Christianity contains many vocations by which to live. As Cistercians we have a vocation to pray and praise God through the Divine Office. It is a hidden life, to a greater extent. There are other vocations, too, from running large parishes and the married life, to single life and teaching, amongst many. The entire Christian landscape is one of many varied vocations.
Whatever our vocation, though, we may not always remember that service is at the heart of what we do. Ours, as monks, is a reciprocal service to God and our community, making our lives one of encounter with our Creator whilst striving to offer him to others by our example This service is repeated, whatever the vocation we have in life, whether as teacher, married couple, single person, or whatever is your chosen way.
Each of these vocations contains a dark road, a road where suffering is inevitable, just as Christ’s Cross was inevitable at the close of his ministerial life in Galilee.
And, it is when we remember that ours is a life of service that our cross becomes lighter. Jesus’s Cross was one of service because, through it, he redeemed the world. Suffering and dying for the sake of it wouldn’t have had any purpose; Jesus went through the Cross because it was service, service that aligned with the will of his Father. And it is the same for us: when we remember that our work is for God’s kingdom, the load becomes lighter. We are able to act and think and do, within the context of our vocations, knowing that God is with us.
The disciples quarrelled about who was the greatest. We can do the same. We can pit one vocation against the next, thinking that we are more special than the others, that our service is more meaningful than than that of the next person. This is not the way of Christ, who lives in such diversity through each of our lives. Christ’s way is one of humility, of serving all.
So, as we come to renew our vocations each day, let us remember that God is truly with us, despite the suffering and the hardship that humanity brings. Let us be people of service, ever waiting and eager to give of ourselves as Christ gives himself for us, ever ready to show our love for him through our humility, and willing to endure the cross for our salvation. Amen.
The Lord be with you.
And with your spirit
A reading from the Gospel according to Mark 9: 30-37
Glory to you, O Lord
After leaving the mountain Jesus and his disciples made their way through Galilee; and he did not want anyone to know, because he was instructing his disciples; he was telling them, ‘The Son of Man will be delivered into the hands of men; they will put him to death; and three days after he has been put to death he will rise again.’ But they did not understand what he said and were afraid to ask him. They came to Capernaum, and when he was in the house he asked them, ‘What were you arguing about on the road?’ They said nothing because they had been arguing which of them was the greatest. So he sat down, called the Twelve to him and said,
‘If anyone wants to be first, he must make himself last of all and servant of all.‘

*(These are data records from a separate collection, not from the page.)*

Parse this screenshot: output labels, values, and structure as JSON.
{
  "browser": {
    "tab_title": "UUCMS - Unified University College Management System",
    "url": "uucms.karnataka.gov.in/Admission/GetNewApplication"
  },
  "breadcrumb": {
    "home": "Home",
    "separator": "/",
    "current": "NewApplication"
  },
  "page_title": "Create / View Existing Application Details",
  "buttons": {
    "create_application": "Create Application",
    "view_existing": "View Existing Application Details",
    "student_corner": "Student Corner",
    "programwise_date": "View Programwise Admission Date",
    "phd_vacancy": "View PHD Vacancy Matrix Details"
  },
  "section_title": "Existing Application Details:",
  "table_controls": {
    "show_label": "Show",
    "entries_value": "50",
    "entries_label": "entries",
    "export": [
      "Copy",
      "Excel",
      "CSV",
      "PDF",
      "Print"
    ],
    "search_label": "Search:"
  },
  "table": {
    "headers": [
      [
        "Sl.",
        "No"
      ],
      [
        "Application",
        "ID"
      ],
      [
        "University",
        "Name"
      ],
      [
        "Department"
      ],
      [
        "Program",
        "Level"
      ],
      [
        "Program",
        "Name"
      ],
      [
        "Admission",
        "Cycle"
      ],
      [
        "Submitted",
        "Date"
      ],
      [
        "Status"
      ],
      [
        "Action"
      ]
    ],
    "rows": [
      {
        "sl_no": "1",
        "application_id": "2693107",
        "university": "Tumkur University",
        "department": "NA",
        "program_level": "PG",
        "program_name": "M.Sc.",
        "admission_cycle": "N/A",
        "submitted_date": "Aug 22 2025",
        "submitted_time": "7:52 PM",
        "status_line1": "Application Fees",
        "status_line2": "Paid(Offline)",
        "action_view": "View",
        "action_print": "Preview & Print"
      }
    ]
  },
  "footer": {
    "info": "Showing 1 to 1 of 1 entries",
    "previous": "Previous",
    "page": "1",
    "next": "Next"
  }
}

He then took a little child, set him in front of them, put his arms round him, and said to them,
‘Anyone who welcomes one of these little children in my name, welcomes me;
and anyone who welcomes me welcomes not me but the one who sent me.
The Gospel of the Lord
Praise to you, Lord Jesus Christ.